2020, and more importantly the impact of Covid, has brought about a substantial change in consumer behaviour. With people staying at home and taking up new hobbies, the wonderful, whimsical web became a virtual lifeline to millions of people in the UK both socially and professionally.
The impact on the online shopping world has been monumental, and according to research, online purchasing increased by up to 30% last year alone.
Whether it was for reasons of availability or simply exploring the options for best value, Covid gave consumers the space to find alternative suppliers and the traditional behaviours began to change, and it continues to do so.
Alongside this, we learnt that overall brand loyalty decreased during this period, and we no longer settled on our “go to” when it came to our regular suppliers and ways of shopping. This is fascinating given 80% of brands do not have a loyalty programme in their marketing strategy despite droves of online shoppers switching between brands.
Customers Supported Local Small Businesses

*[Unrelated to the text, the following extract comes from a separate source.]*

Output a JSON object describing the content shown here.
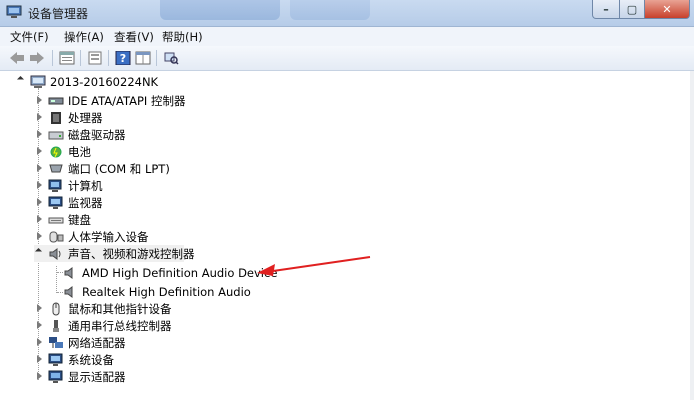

As we were both forced and invited to shop around and try new things, customer also voted with their cash to support many local small businesses. Despite the fact browsing in person in local shops wasn’t an option; research suggests that shoppers had a renewed desire to shop locally and support their own community before bigger corporate brands, such as Amazon.
OnBrand MD, Daniel Graham explains:
‘2020 saw a real customer trend with communities pulling together to support local businesses, like buying beer from a local brewery, honey from a local supplier and using the local store for smaller shops, rather than heading to large shops for a bigger monthly spend. Campaigns generating local PR and social media activity supported the #shoplocal approach and it became a key driver for shoppers to stay home and think local, to support businesses that really needed their help to survive.’
In addition to this, those businesses that could clearly identify and communicate a clear social purpose actually helped grow positive brand awareness. Companies and organisations actively being seen to help the wider community and their employees resonated with consumers and brands got noticed for their altruistic behaviour.
Assessing our Own Shopping Habits
We spoke to some of our colleagues at OnBrand to get a personal view of how their shopping behaviours have changed post-Covid.
Jo, OnBrand’s social media creator said her #shoplocal patterns totally changed. She wanted to support friends with local food businesses and instead of buying meat from a large supermarket, she supported a community-based butcher who would personally deliver a week’s worth of meat at 6am on a Sunday!
Wendy, our marketing manager, talked first hand about the shift in her online food shopping experience. Whilst she had always been loyal to one online supermarket, it became apparent that during the first couple of months of lockdown 1, the supplier’s website and fulfilment simply fell over based on the demand. Due to this, she started to shop around and look into other suppliers and ended up switching between an additional two providers. This remains the same today and supports the theme that brand loyalty has declined.
Emma, our marketing director mentioned that she made additional purchases online for kids clothing and DIY bits and bobs that previously she would have gone in store for. She used shop local click and collect for the first time; a trend that we now see has expanded from big to small businesses.
So What Does That Mean for Small Businesses in Lockdown 3?
What we know is that these trends remain the same in early 2021. Digital purchasing continues to increase amongst all age groups and it’s a key government pillar to have digital inclusion for the over 65’s. As one positive outcome, Covid has gone a long way to helping this digital transition, and in 2021 we are likely to see even more of the over 65’s becoming more comfortable with looking online . Thanks to being in lockdown, we are moving forward.
Here are our top tips for boosting sales in 2021:
- Understand what your customers wants and needs are, and how that might have changed.
- Be really clear what segment of your customer base is active online.
- Optimise your online sales journey to factor in different audiences, perhaps more FAQs or assistance during the process for a non-savvy audience.
- Plan a comprehensive social media strategy and content plan that engages your existing and new digital audience.
- Consider a brand loyalty programme to ensure customers come back again.
- Find a broader social purpose and communicate it so customers know your point of difference
For more help with business growth in 2021, visit www.onbrand.co.uk or call 03333 220022 for a friendly chat with the team.
References: Deloitte insights 2021 Global Marketing Trends, McKinsey’s UK reports, Centre for Ageing Better, October 2020 research from Dot digital